While the sales of auto and home appliances are already slowing down, policymakers are not expected to ease property curbs because they are waiting for the final signal that property investment growth has decelerated, she said.

“We expect property investment growth to slow down in the fourth quarter and in the first quarter of next year, which would trigger more policy easing in the property space,” Qiao said.

Here are five key things property watchers want to know, and will be listening for signals about at the meeting, that will impact China’s property market next year.

  • Will the government ease the financing restrictions for developers?

Credit control, a crucial facet of Chinese government’s property curbs, swings between the tight and loose according to policy directive: after easy credit drove a boom market in 2016, onshore bond market was the first to close the door for developers in October 2016, marking the beginning of the current policy tightening cycle.

Even as bonds resumed since late 2017, issuance remains a case-by-case basis that favours large and financial healthy developers.

According to Wind data, total interest-bearing liability of A-share developers grew to 2.9 trillion yuan (US$420 billion) by mid-2018, while their net gearing ratio has climbed to 131 per cent from 120 per cent by the end of 2016. They also face big maturity pressure, as US$34.8 billion of onshore bonds and US$17.9 billion of offshore issues will mature or become puttable in the next 12 months, according to Moody’s.

  • Will price caps in big cities be loosened?

Since 2016 Beijing became the first Chinese city to cap prices on new flats, more than 20 first and second-tier cities have followed, refusing to give pre-sale permits to developers. Developers could not buy land through auction without agreeing on future selling prices. This has led to prices being “pretty badly distorted”, in many case even cheaper than surrounding old flats, according to Nicole Wong, regional head of property research at CLSA.

But after sale in big cities significantly slowed since August, developers cut prices in some projects amid growing inventory, local authorities turned instead to barring developers from cutting prices.

In the last week, Heze in Shandong province fired the first salvo to roll back some of the central government’s administrative curbs.
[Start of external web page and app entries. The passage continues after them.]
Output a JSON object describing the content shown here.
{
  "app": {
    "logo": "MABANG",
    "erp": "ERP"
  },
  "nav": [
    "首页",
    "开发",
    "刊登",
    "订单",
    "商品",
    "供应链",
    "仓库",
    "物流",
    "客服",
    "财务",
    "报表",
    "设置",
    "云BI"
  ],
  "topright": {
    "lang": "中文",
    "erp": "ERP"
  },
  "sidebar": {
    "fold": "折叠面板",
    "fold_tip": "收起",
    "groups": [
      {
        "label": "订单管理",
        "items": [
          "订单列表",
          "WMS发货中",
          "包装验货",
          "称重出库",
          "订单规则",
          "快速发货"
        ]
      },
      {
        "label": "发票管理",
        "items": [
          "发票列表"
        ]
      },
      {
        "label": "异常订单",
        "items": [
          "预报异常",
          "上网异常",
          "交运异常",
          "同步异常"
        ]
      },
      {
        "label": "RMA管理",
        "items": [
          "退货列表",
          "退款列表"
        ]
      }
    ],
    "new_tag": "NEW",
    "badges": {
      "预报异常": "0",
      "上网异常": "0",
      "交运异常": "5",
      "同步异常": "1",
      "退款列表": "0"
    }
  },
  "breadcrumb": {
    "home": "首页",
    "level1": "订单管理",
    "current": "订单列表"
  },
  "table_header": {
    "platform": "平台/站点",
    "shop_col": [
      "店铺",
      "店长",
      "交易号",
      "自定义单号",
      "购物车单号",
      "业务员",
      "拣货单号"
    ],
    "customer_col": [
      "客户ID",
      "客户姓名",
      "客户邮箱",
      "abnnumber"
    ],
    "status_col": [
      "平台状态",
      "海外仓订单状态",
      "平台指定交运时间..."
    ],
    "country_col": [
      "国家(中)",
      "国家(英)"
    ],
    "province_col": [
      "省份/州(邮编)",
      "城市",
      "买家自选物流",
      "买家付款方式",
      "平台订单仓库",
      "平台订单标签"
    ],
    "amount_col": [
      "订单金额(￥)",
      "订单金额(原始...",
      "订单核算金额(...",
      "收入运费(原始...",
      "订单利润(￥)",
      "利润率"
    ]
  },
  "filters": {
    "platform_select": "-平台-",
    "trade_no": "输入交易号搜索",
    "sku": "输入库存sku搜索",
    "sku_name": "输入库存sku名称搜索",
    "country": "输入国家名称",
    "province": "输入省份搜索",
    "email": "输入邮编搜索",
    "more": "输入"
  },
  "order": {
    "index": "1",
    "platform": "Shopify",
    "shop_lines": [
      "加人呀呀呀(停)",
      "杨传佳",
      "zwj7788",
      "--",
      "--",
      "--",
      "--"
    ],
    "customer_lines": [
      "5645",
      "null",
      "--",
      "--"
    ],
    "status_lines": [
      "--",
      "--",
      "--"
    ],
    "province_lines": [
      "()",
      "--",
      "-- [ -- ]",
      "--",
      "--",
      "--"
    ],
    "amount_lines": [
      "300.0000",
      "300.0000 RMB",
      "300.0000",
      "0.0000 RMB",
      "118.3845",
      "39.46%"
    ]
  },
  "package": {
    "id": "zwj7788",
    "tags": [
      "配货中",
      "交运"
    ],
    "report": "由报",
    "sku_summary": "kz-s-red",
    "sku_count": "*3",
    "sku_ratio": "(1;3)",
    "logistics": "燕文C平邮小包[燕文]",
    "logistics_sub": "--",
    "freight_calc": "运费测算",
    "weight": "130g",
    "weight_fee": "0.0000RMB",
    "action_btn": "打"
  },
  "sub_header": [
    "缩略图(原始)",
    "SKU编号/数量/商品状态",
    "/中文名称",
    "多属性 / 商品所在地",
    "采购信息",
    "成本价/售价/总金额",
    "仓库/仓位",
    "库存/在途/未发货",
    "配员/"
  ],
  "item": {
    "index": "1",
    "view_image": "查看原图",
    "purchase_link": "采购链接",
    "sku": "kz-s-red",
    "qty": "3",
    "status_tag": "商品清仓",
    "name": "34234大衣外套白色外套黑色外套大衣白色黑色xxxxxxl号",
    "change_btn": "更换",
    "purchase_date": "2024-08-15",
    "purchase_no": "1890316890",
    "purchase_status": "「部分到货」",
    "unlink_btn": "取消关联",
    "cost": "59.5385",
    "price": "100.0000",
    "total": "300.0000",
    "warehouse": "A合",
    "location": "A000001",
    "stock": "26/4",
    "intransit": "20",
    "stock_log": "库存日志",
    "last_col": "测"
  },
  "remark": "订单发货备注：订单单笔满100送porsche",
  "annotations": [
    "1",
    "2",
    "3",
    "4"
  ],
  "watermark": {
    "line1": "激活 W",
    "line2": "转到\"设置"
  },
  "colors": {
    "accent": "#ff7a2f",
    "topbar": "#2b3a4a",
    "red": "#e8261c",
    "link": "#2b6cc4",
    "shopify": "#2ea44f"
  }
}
Guangzhou followed, becoming one of the biggest cities to do so.

  • Will purchase restrictions on smaller cities be eased?
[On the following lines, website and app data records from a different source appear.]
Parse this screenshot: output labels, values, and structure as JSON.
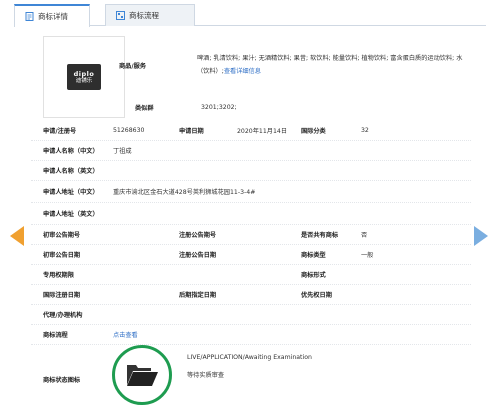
{
  "tabs": [
    {
      "label": "商标详情"
    },
    {
      "label": "商标流程"
    }
  ],
  "logo": {
    "line1": "diplo",
    "line2": "迪铺乐"
  },
  "goods": {
    "label": "商品/服务",
    "value": "啤酒; 乳清饮料; 果汁; 无酒精饮料; 果昔; 软饮料; 能量饮料; 植物饮料; 富含蛋白质的运动饮料; 水（饮料）;",
    "link": "查看详细信息"
  },
  "similar_group": {
    "label": "类似群",
    "value": "3201;3202;"
  },
  "fields": {
    "reg_no_label": "申请/注册号",
    "reg_no": "51268630",
    "apply_date_label": "申请日期",
    "apply_date": "2020年11月14日",
    "intl_class_label": "国际分类",
    "intl_class": "32",
    "applicant_cn_label": "申请人名称（中文）",
    "applicant_cn": "丁祖成",
    "applicant_en_label": "申请人名称（英文）",
    "address_cn_label": "申请人地址（中文）",
    "address_cn": "重庆市渝北区金石大道428号英利狮城花园11-3-4#",
    "address_en_label": "申请人地址（英文）",
    "prelim_issue_label": "初审公告期号",
    "reg_issue_label": "注册公告期号",
    "shared_label": "是否共有商标",
    "shared": "否",
    "prelim_date_label": "初审公告日期",
    "reg_date_label": "注册公告日期",
    "tm_type_label": "商标类型",
    "tm_type": "一般",
    "exclusive_label": "专用权期限",
    "tm_form_label": "商标形式",
    "intl_reg_date_label": "国际注册日期",
    "later_date_label": "后期指定日期",
    "priority_date_label": "优先权日期",
    "agent_label": "代理/办理机构",
    "process_label": "商标流程",
    "process_link": "点击查看",
    "status_icon_label": "商标状态图标",
    "status_en": "LIVE/APPLICATION/Awaiting Examination",
    "status_cn": "等待实质审查"
  },
  "colors": {
    "accent": "#3f86d6",
    "link": "#2f6fc6",
    "prev_arrow": "#f0a030",
    "next_arrow": "#7aaee0",
    "status_ring": "#1e9c50"
  },
  "icons": [
    "document-icon",
    "flow-icon",
    "prev-arrow-icon",
    "next-arrow-icon",
    "folder-open-icon"
  ]
}
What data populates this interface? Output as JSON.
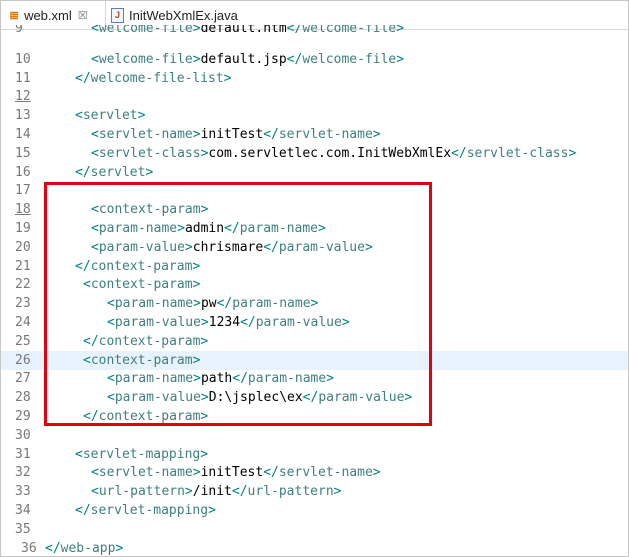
{
  "tabs": [
    {
      "label": "web.xml",
      "icon": "rss-xml-icon",
      "close": "☒"
    },
    {
      "label": "InitWebXmlEx.java",
      "icon": "java-file-icon"
    }
  ],
  "lines": [
    {
      "n": "9",
      "indent": 2,
      "tag": "welcome-file",
      "text": "default.htm",
      "clipped": true
    },
    {
      "n": "10",
      "indent": 2,
      "tag": "welcome-file",
      "text": "default.jsp"
    },
    {
      "n": "11",
      "indent": 1,
      "close": "welcome-file-list"
    },
    {
      "n": "12",
      "indent": 0,
      "underline": true
    },
    {
      "n": "13",
      "indent": 1,
      "open": "servlet"
    },
    {
      "n": "14",
      "indent": 2,
      "tag": "servlet-name",
      "text": "initTest"
    },
    {
      "n": "15",
      "indent": 2,
      "tag": "servlet-class",
      "text": "com.servletlec.com.InitWebXmlEx"
    },
    {
      "n": "16",
      "indent": 1,
      "close": "servlet"
    },
    {
      "n": "17",
      "indent": 0
    },
    {
      "n": "18",
      "indent": 2,
      "open": "context-param",
      "underline": true
    },
    {
      "n": "19",
      "indent": 2,
      "tag": "param-name",
      "text": "admin"
    },
    {
      "n": "20",
      "indent": 2,
      "tag": "param-value",
      "text": "chrismare"
    },
    {
      "n": "21",
      "indent": 1,
      "close": "context-param"
    },
    {
      "n": "22",
      "indent": 1.5,
      "open": "context-param"
    },
    {
      "n": "23",
      "indent": 3,
      "tag": "param-name",
      "text": "pw"
    },
    {
      "n": "24",
      "indent": 3,
      "tag": "param-value",
      "text": "1234"
    },
    {
      "n": "25",
      "indent": 1.5,
      "close": "context-param"
    },
    {
      "n": "26",
      "indent": 1.5,
      "open": "context-param",
      "highlight": true
    },
    {
      "n": "27",
      "indent": 3,
      "tag": "param-name",
      "text": "path"
    },
    {
      "n": "28",
      "indent": 3,
      "tag": "param-value",
      "text": "D:\\jsplec\\ex"
    },
    {
      "n": "29",
      "indent": 1.5,
      "close": "context-param"
    },
    {
      "n": "30",
      "indent": 0
    },
    {
      "n": "31",
      "indent": 1,
      "open": "servlet-mapping"
    },
    {
      "n": "32",
      "indent": 2,
      "tag": "servlet-name",
      "text": "initTest"
    },
    {
      "n": "33",
      "indent": 2,
      "tag": "url-pattern",
      "text": "/init"
    },
    {
      "n": "34",
      "indent": 1,
      "close": "servlet-mapping"
    },
    {
      "n": "35",
      "indent": 0
    },
    {
      "n": "36",
      "indent": 0,
      "close": "web-app"
    }
  ],
  "colors": {
    "tag": "#3f7f7f",
    "bracket": "#008080",
    "text": "#000000",
    "annotation": "#e3000f",
    "current_line": "#e8f2fe"
  }
}
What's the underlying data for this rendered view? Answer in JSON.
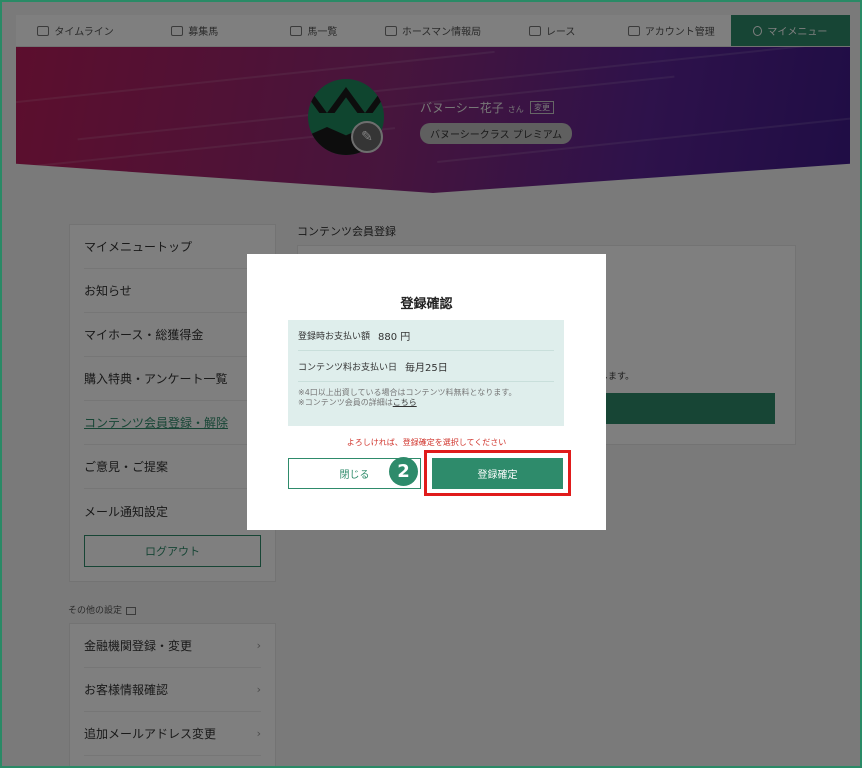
{
  "nav": {
    "items": [
      {
        "label": "タイムライン",
        "icon": "timeline-icon"
      },
      {
        "label": "募集馬",
        "icon": "horse-list-icon"
      },
      {
        "label": "馬一覧",
        "icon": "horseshoe-icon"
      },
      {
        "label": "ホースマン情報局",
        "icon": "info-icon"
      },
      {
        "label": "レース",
        "icon": "race-flag-icon"
      },
      {
        "label": "アカウント管理",
        "icon": "account-card-icon"
      },
      {
        "label": "マイメニュー",
        "icon": "user-icon"
      }
    ],
    "active_index": 6
  },
  "profile": {
    "name": "バヌーシー花子",
    "honorific": "さん",
    "change_label": "変更",
    "class_label": "バヌーシークラス プレミアム"
  },
  "sidebar": {
    "items": [
      "マイメニュートップ",
      "お知らせ",
      "マイホース・総獲得金",
      "購入特典・アンケート一覧",
      "コンテンツ会員登録・解除",
      "ご意見・ご提案",
      "メール通知設定"
    ],
    "logout_label": "ログアウト",
    "other_settings_label": "その他の設定",
    "other_items": [
      "金融機関登録・変更",
      "お客様情報確認",
      "追加メールアドレス変更"
    ]
  },
  "content": {
    "title": "コンテンツ会員登録",
    "partial_text": "します。"
  },
  "modal": {
    "title": "登録確認",
    "payment_label": "登録時お支払い額",
    "payment_value": "880 円",
    "fee_label": "コンテンツ料お支払い日",
    "fee_value": "毎月25日",
    "note_line1": "※4口以上出資している場合はコンテンツ料無料となります。",
    "note_line2": "※コンテンツ会員の詳細は",
    "note_link": "こちら",
    "confirm_message": "よろしければ、登録確定を選択してください",
    "close_label": "閉じる",
    "confirm_label": "登録確定"
  },
  "annotation": {
    "step_number": "2",
    "highlight_color": "#e01b1b"
  },
  "colors": {
    "accent": "#2e8b6b"
  }
}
Around 52 Chinese cities have restricted home purchases, according to Moody’s. Buyers have to pay three years of social security fund locally to qualify for buying just one flat, while buyers with local hukou (household registration) can buy no more than two. This has effectively tamed the local demand while keeping outside speculator at bay.

Eligibility restrictions are the easiest to unshackle, said Ouyang of Seazen. It is at local governments’ discretion to make it easier for immigrants to gain local hukou, or lower the social security payment requirements, without annoying Beijing.
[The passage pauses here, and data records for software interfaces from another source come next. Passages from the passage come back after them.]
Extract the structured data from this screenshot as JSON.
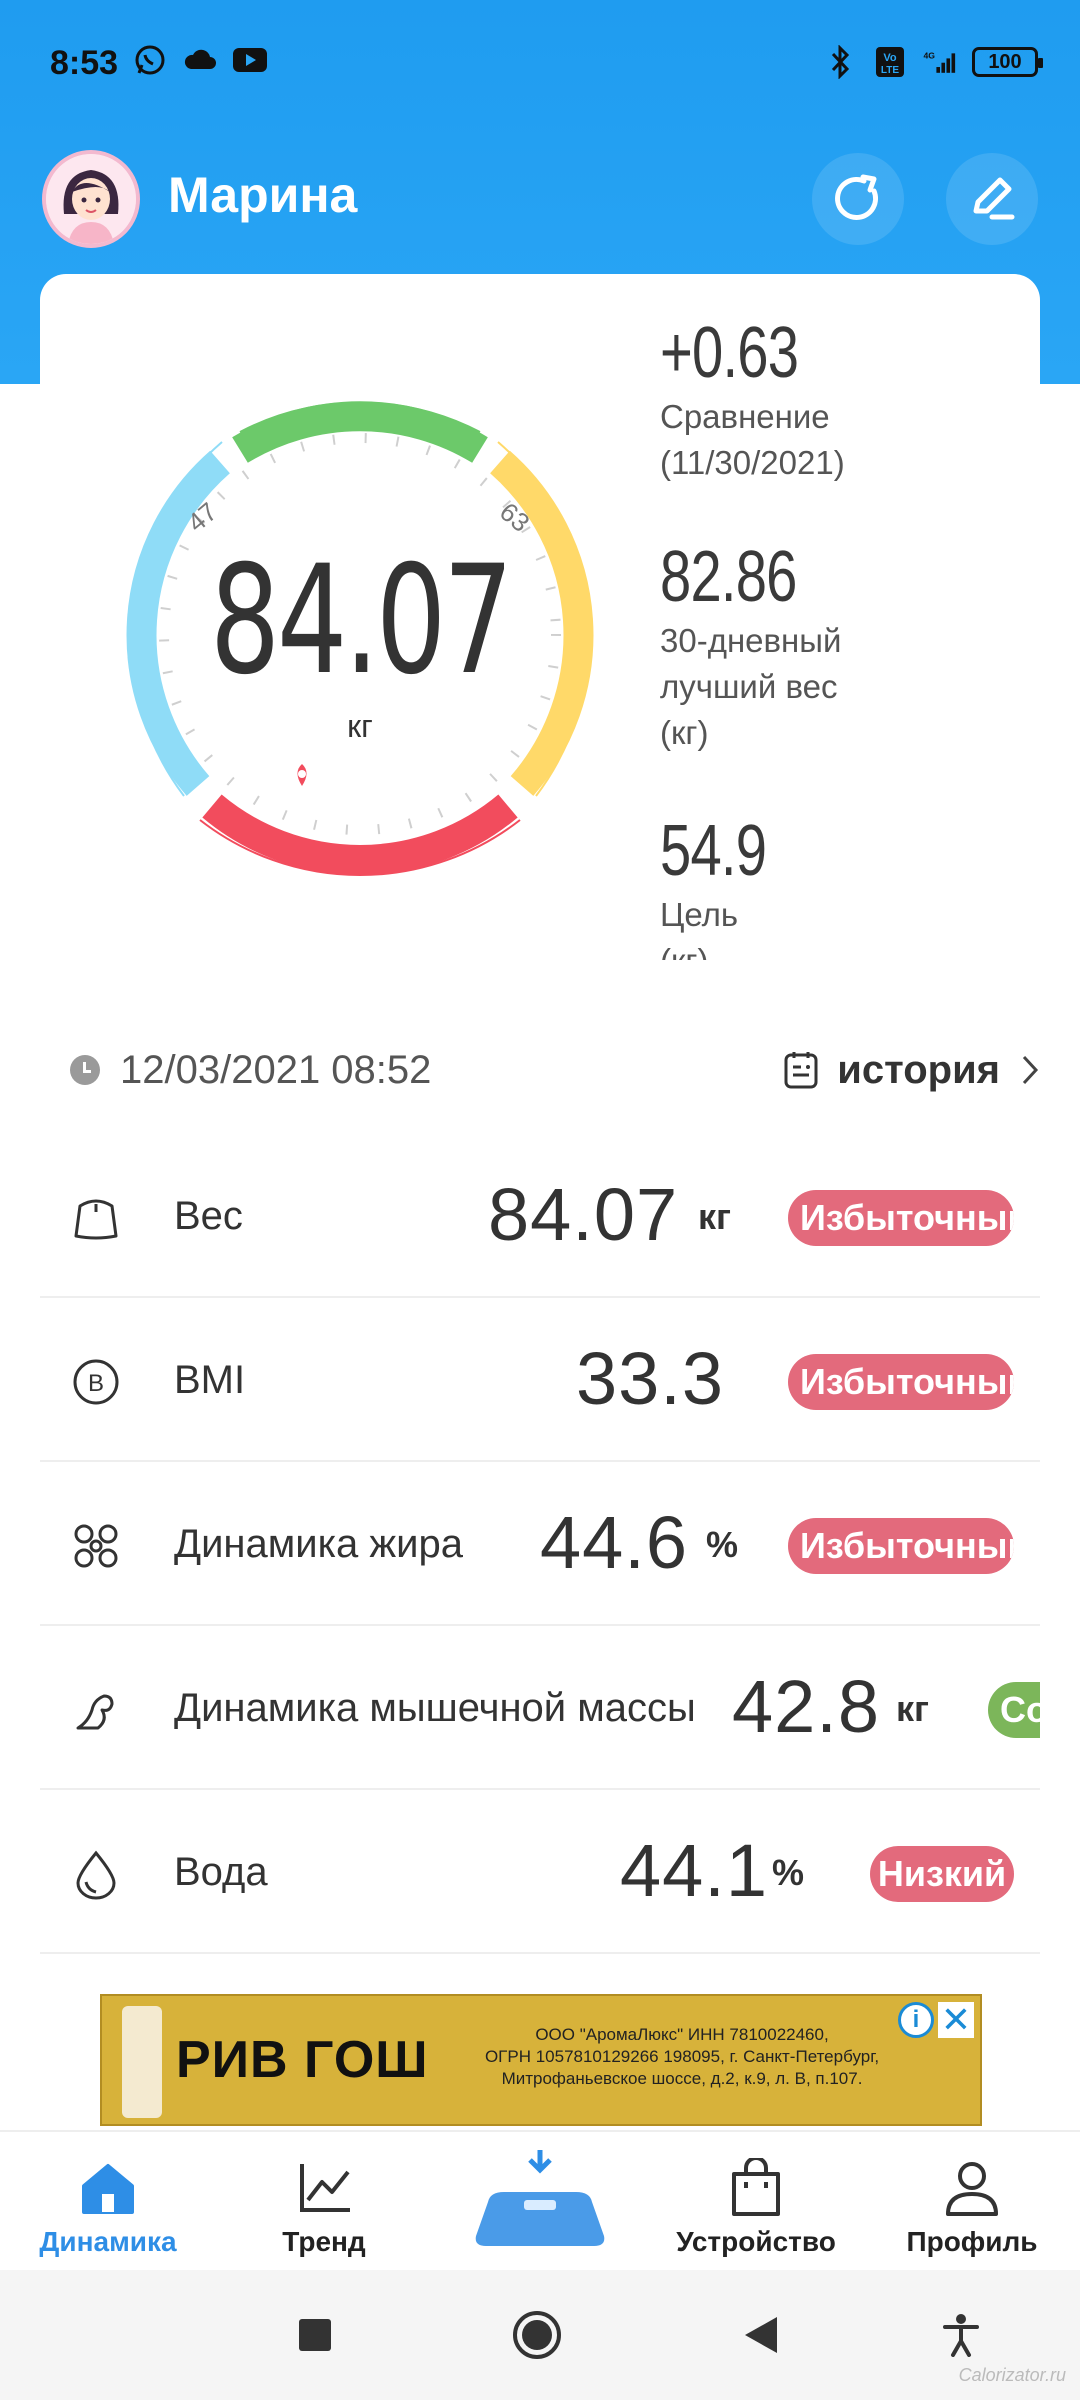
{
  "status_bar": {
    "time": "8:53",
    "left_icons": [
      "whatsapp-icon",
      "cloud-icon",
      "youtube-icon"
    ],
    "right_icons": [
      "bluetooth-icon",
      "volte-icon",
      "signal-4g-icon"
    ],
    "battery": "100"
  },
  "header": {
    "user_name": "Марина",
    "colors": {
      "background": "#1f9cf0"
    }
  },
  "gauge": {
    "value": "84.07",
    "unit": "кг",
    "range_low": "47",
    "range_high": "63",
    "colors": {
      "blue": "#8fdcf7",
      "green": "#6cc96a",
      "yellow": "#ffd969",
      "red": "#f24c5d"
    }
  },
  "stats": [
    {
      "value": "+0.63",
      "label_lines": [
        "Сравнение",
        "(11/30/2021)"
      ]
    },
    {
      "value": "82.86",
      "label_lines": [
        "30-дневный",
        "лучший вес",
        "(кг)"
      ]
    },
    {
      "value": "54.9",
      "label_lines": [
        "Цель",
        "(кг)"
      ]
    }
  ],
  "measurement": {
    "datetime": "12/03/2021 08:52",
    "history_label": "история"
  },
  "metrics": [
    {
      "name": "Вес",
      "value": "84.07",
      "unit": "кг",
      "badge": "Избыточный",
      "badge_color": "#e36a7c",
      "icon": "scale-weight-icon"
    },
    {
      "name": "BMI",
      "value": "33.3",
      "unit": "",
      "badge": "Избыточный",
      "badge_color": "#e36a7c",
      "icon": "bmi-icon"
    },
    {
      "name": "Динамика жира",
      "value": "44.6",
      "unit": "%",
      "badge": "Избыточный",
      "badge_color": "#e36a7c",
      "icon": "fat-icon"
    },
    {
      "name": "Динамика мышечной массы",
      "value": "42.8",
      "unit": "кг",
      "badge": "Совер",
      "badge_color": "#7cb65a",
      "icon": "muscle-icon"
    },
    {
      "name": "Вода",
      "value": "44.1",
      "unit": "%",
      "badge": "Низкий",
      "badge_color": "#e36a7c",
      "icon": "water-drop-icon"
    }
  ],
  "ad": {
    "brand": "РИВ ГОШ",
    "text_lines": [
      "ООО \"АромаЛюкс\" ИНН 7810022460,",
      "ОГРН 1057810129266 198095, г. Санкт-Петербург,",
      "Митрофаньевское шоссе, д.2, к.9, л. В, п.107."
    ],
    "info_label": "i",
    "close_label": "✕"
  },
  "bottom_nav": {
    "items": [
      {
        "label": "Динамика",
        "active": true
      },
      {
        "label": "Тренд",
        "active": false
      },
      {
        "label": "Устройство",
        "active": false
      },
      {
        "label": "Профиль",
        "active": false
      }
    ],
    "accent": "#2e8ee6"
  },
  "watermark": "Calorizator.ru"
}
  • Will shantytown redevelopment taper off in small cities?

Initiated in 2008, China’s government has poured hundreds of billions of yuan into redeveloping shantytowns to improve the lives of low-income families. The redevelopment accounted for an estimated 20 per cent of the volume of homes sold last year in China, according to JPMorgan’s data. Any slowdown of the programme, first revealed in mid-2018, may reduce sales in third- and fourth-tier cities by 10 per cent, according to GF Securities. Industry watchers will closely monitor how the programme may be trimmed, and whether any fine-tuning will be made to cushion the impact on the industry.

  • Will the “pre-sale” model be phased out?

Presales, which allows builders to sell homes off the plan, had been a cornerstone of Chinese developers’ “high leverage, high turnover” strategy for years.

The government began to review the practice in September. The possible ban caused panic among developers, raising concern that their cash flow would be crimped at a time when bank loans are also drying up. Most developers rely on presales revenue to make up half of their funding, and the reliance is particularly severe for small developers. That has a knock-on effect on local government finance, as developers cut their budgets for land, a main revenue contributor for many local authorities.

business-article-page